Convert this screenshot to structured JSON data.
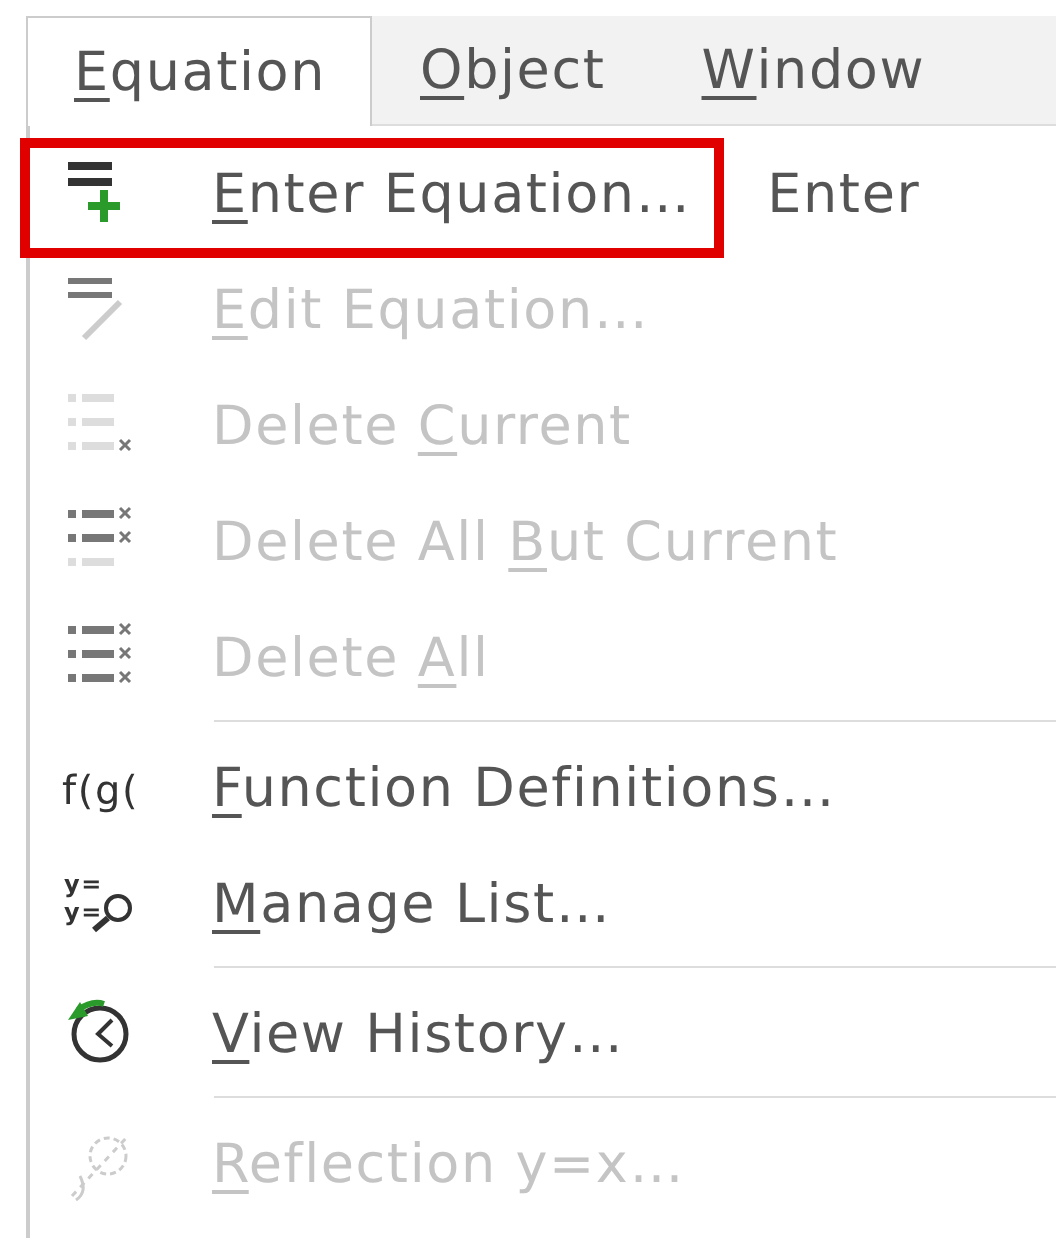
{
  "menubar": [
    {
      "key": "E",
      "post": "quation",
      "selected": true
    },
    {
      "key": "O",
      "post": "bject",
      "selected": false
    },
    {
      "key": "W",
      "post": "indow",
      "selected": false
    }
  ],
  "menu": [
    {
      "kind": "item",
      "key": "E",
      "post": "nter Equation…",
      "shortcut": "Enter",
      "disabled": false,
      "highlighted": true
    },
    {
      "kind": "item",
      "key": "E",
      "post": "dit Equation…",
      "disabled": true,
      "highlighted": false
    },
    {
      "kind": "item",
      "pre": "Delete ",
      "key": "C",
      "post": "urrent",
      "disabled": true,
      "highlighted": false
    },
    {
      "kind": "item",
      "pre": "Delete All ",
      "key": "B",
      "post": "ut Current",
      "disabled": true,
      "highlighted": false
    },
    {
      "kind": "item",
      "pre": "Delete ",
      "key": "A",
      "post": "ll",
      "disabled": true,
      "highlighted": false
    },
    {
      "kind": "separator"
    },
    {
      "kind": "item",
      "icon_text": [
        "f(g("
      ],
      "key": "F",
      "post": "unction Definitions…",
      "disabled": false,
      "highlighted": false
    },
    {
      "kind": "item",
      "icon_text": [
        "y=",
        "y="
      ],
      "key": "M",
      "post": "anage List…",
      "disabled": false,
      "highlighted": false
    },
    {
      "kind": "separator"
    },
    {
      "kind": "item",
      "key": "V",
      "post": "iew History…",
      "disabled": false,
      "highlighted": false
    },
    {
      "kind": "separator"
    },
    {
      "kind": "item",
      "key": "R",
      "post": "eflection y=x…",
      "disabled": true,
      "highlighted": false
    }
  ]
}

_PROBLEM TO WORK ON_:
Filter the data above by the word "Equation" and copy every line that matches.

_ANSWER AREA_:
      "post": "nter Equation…",
      "post": "dit Equation…",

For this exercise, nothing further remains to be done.